Melbourne/Singapore — Oil prices eased on Wednesday, giving up earlier gains, after China and Japan reported weak economic data, fuelling concern about growth and oil demand in the world’s top consumers.
Brent crude futures were down 34c, or 0.3%, to $104.30 a barrel at 5.01am GMT, while US West Texas Intermediate (WTI) crude futures fell by 46c, or 0.5%, to $100.14 a barrel. Both contracts had surged more than 6% in the previous session.
China’s crude oil imports slipped 14% from a year earlier, extending a two-month slide, as strict measures to curb the spread of Covid-19 affected demand in the world’s top crude importer.
The world’s top crude oil buyer imported 42.71-million tonnes in March, equivalent to 10.06-million barrels a day, data from the General Administration of Customs showed on Wednesday.
Oil prices had rebounded on Tuesday as reports of partial easing of some of China’s tight Covid-19 lockdowns helped stoke bullish sentiment among market players.
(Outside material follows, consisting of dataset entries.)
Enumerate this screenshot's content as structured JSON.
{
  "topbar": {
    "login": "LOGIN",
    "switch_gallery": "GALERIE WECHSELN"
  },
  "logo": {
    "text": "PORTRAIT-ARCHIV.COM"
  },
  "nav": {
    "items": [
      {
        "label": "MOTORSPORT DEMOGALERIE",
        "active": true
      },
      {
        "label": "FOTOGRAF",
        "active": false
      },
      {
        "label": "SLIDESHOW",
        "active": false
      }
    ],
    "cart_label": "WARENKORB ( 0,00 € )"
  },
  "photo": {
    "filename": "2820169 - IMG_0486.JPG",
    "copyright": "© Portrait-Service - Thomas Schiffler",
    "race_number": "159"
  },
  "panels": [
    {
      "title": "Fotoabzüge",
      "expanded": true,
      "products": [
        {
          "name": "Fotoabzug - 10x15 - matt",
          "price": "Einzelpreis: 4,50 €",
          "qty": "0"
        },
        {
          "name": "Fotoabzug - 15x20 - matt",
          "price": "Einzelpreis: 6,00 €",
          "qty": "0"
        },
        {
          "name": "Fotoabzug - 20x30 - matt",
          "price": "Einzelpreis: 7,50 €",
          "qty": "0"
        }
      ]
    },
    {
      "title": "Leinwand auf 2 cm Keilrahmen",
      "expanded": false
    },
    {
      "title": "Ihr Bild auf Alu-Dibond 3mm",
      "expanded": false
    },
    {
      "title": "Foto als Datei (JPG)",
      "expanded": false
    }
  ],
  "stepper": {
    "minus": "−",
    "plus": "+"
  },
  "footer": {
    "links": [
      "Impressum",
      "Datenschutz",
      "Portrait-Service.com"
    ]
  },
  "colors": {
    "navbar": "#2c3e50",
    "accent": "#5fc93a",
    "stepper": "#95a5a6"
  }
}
However, Asia remains less bullish about China’s Covid-19 situation than overseas markets, said Oanda senior market analyst Jeffrey Halley.
The Chinese city of Shanghai warned on Wednesday that anyone who violates strict Covid-19 lockdown rules will be dealt with strictly, while also rallying people to defend their city as its tally of new cases rebounded to more than 25,000.
On Wednesday, Japan reported its biggest monthly fall in core machinery orders in nearly two years in February, dragged down by a steep drop in demand from IT and other service firms.
Still, oil prices are underpinned by falling Russian oil and gas condensate production while oil cartel Opec has warned it would be impossible to replace potential supply losses from Russia.
Russian President Vladimir Putin on Tuesday blamed Ukraine for derailing peace talks, and said Moscow would not let up on what it calls a “special operation” to disarm its western neighbour.
“Statements from Vladimir Putin that negotiations with Ukraine had reached a dead end, and comments from President [Joe] Biden accusing Russia of genocide are reinforcing that the Ukraine Russia situation will not be de-escalating any time soon — another reason to expect that the downside for oil prices is limited,” Halley said.
In the US, crude stocks rose sharply last week while distillate and gasoline inventories dipped, according to market sources citing American Petroleum Institute (API) figures on Tuesday.
The 7.8-million barrel rise in crude stocks for the week ended April 8 reported by API is more than the 900,000 barrels increase estimated in a Reuters poll.
The Energy Information Administration (EIA) will release weekly data at 2.30pm GMT on Wednesday.
Would you like to comment on this article or view other readers' comments?
Register (it’s quick and free) or sign in now.
Please read our Comment Policy before commenting.